## [WORK TO COMPLETE]
Word for word, repeat all the entries below, but without the pictures.

## [ENTRIES PROVIDED]
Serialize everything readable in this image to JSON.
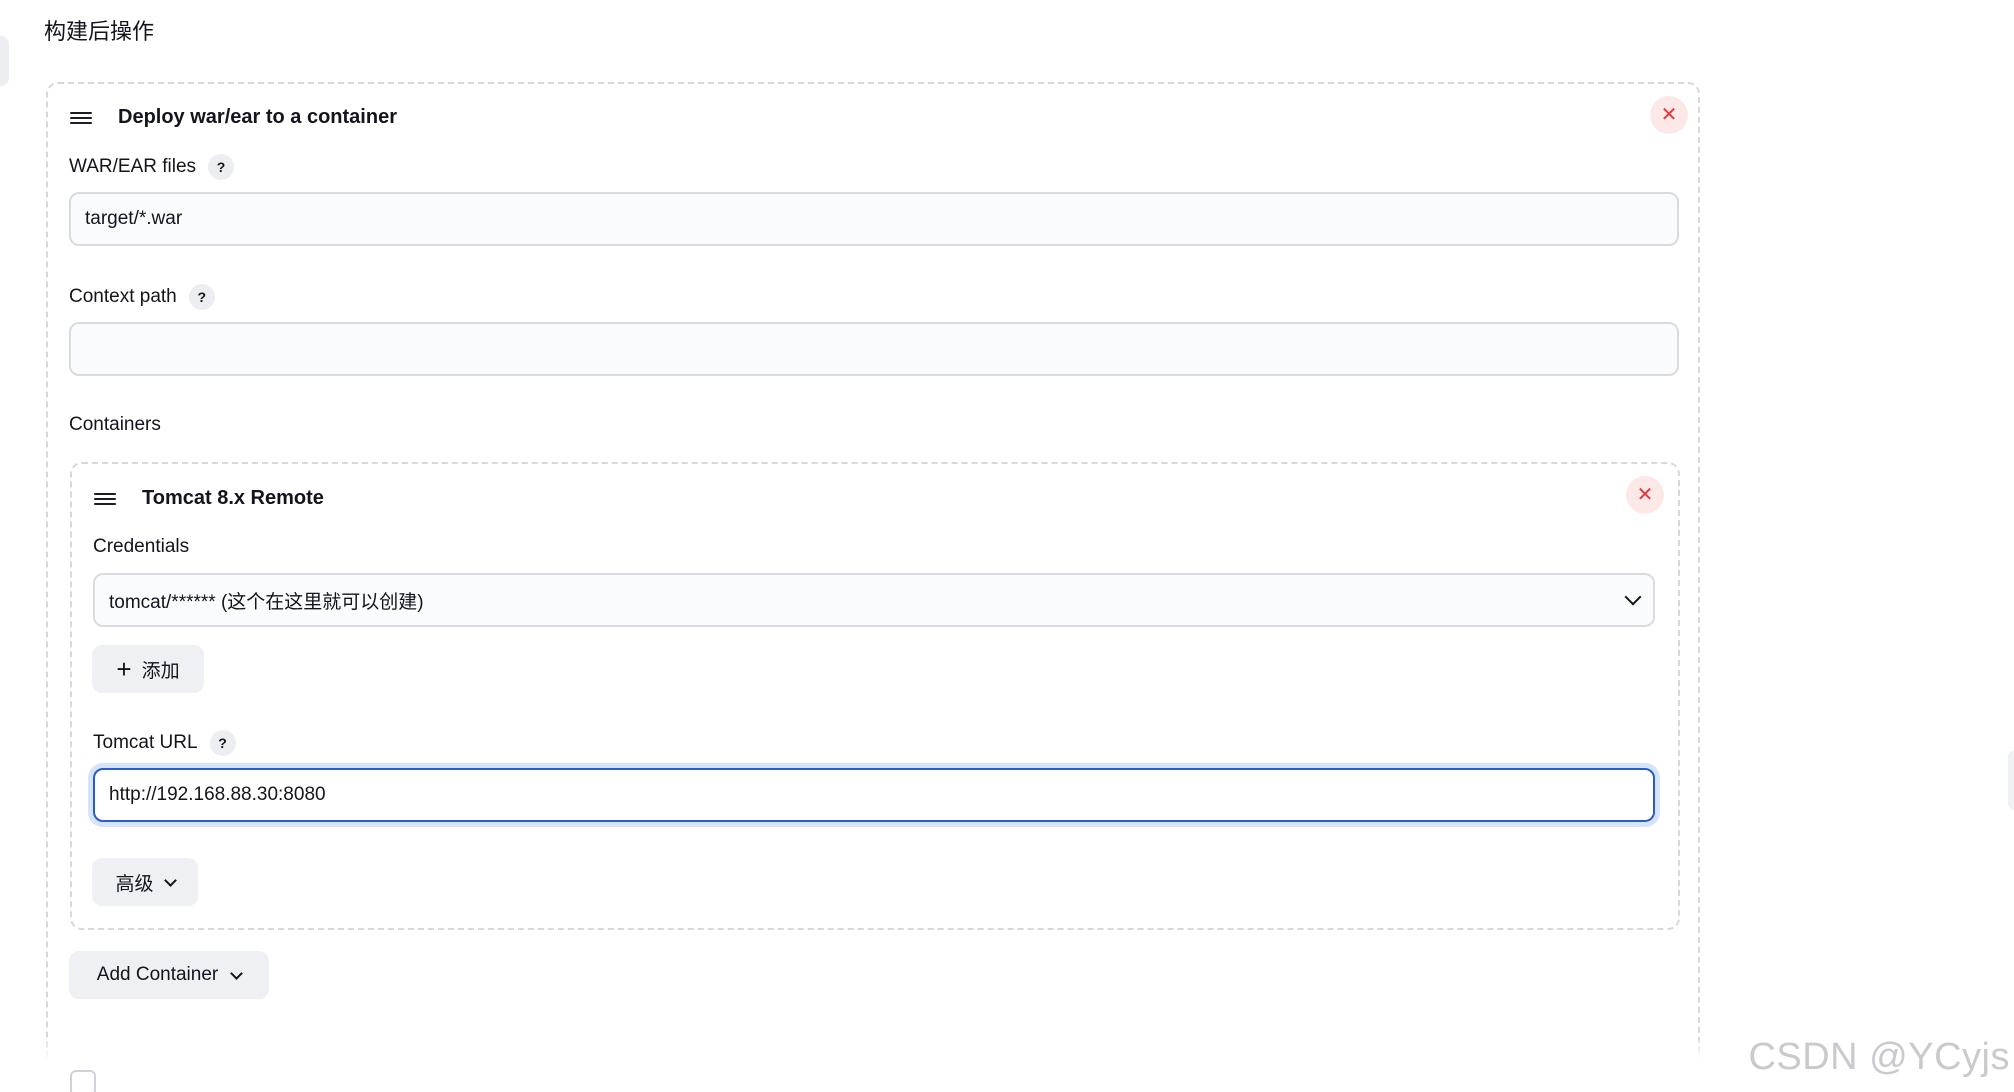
{
  "section": {
    "title": "构建后操作"
  },
  "deploy_card": {
    "title": "Deploy war/ear to a container",
    "close_symbol": "✕",
    "war_files": {
      "label": "WAR/EAR files",
      "help": "?",
      "value": "target/*.war"
    },
    "context_path": {
      "label": "Context path",
      "help": "?",
      "value": ""
    },
    "containers_label": "Containers",
    "add_container_label": "Add Container"
  },
  "container_card": {
    "title": "Tomcat 8.x Remote",
    "close_symbol": "✕",
    "credentials": {
      "label": "Credentials",
      "selected": "tomcat/****** (这个在这里就可以创建)",
      "add_label": "添加",
      "add_symbol": "+"
    },
    "tomcat_url": {
      "label": "Tomcat URL",
      "help": "?",
      "value": "http://192.168.88.30:8080"
    },
    "advanced_label": "高级"
  },
  "watermark": "CSDN @YCyjs",
  "colors": {
    "focus_border": "#2a5cc7",
    "close_red": "#e0393e",
    "close_bg": "#fde8e8",
    "soft_button_bg": "#eef0f3"
  },
  "icons": [
    "drag-handle-icon",
    "close-icon",
    "help-icon",
    "chevron-down-icon",
    "plus-icon"
  ]
}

## [COMPLETED EXERCISE]
Serialize everything readable in this image to JSON.
{
  "section": {
    "title": "构建后操作"
  },
  "deploy_card": {
    "title": "Deploy war/ear to a container",
    "close_symbol": "✕",
    "war_files": {
      "label": "WAR/EAR files",
      "help": "?",
      "value": "target/*.war"
    },
    "context_path": {
      "label": "Context path",
      "help": "?",
      "value": ""
    },
    "containers_label": "Containers",
    "add_container_label": "Add Container"
  },
  "container_card": {
    "title": "Tomcat 8.x Remote",
    "close_symbol": "✕",
    "credentials": {
      "label": "Credentials",
      "selected": "tomcat/****** (这个在这里就可以创建)",
      "add_label": "添加",
      "add_symbol": "+"
    },
    "tomcat_url": {
      "label": "Tomcat URL",
      "help": "?",
      "value": "http://192.168.88.30:8080"
    },
    "advanced_label": "高级"
  },
  "watermark": "CSDN @YCyjs",
  "colors": {
    "focus_border": "#2a5cc7",
    "close_red": "#e0393e",
    "close_bg": "#fde8e8",
    "soft_button_bg": "#eef0f3"
  },
  "icons": [
    "drag-handle-icon",
    "close-icon",
    "help-icon",
    "chevron-down-icon",
    "plus-icon"
  ]
}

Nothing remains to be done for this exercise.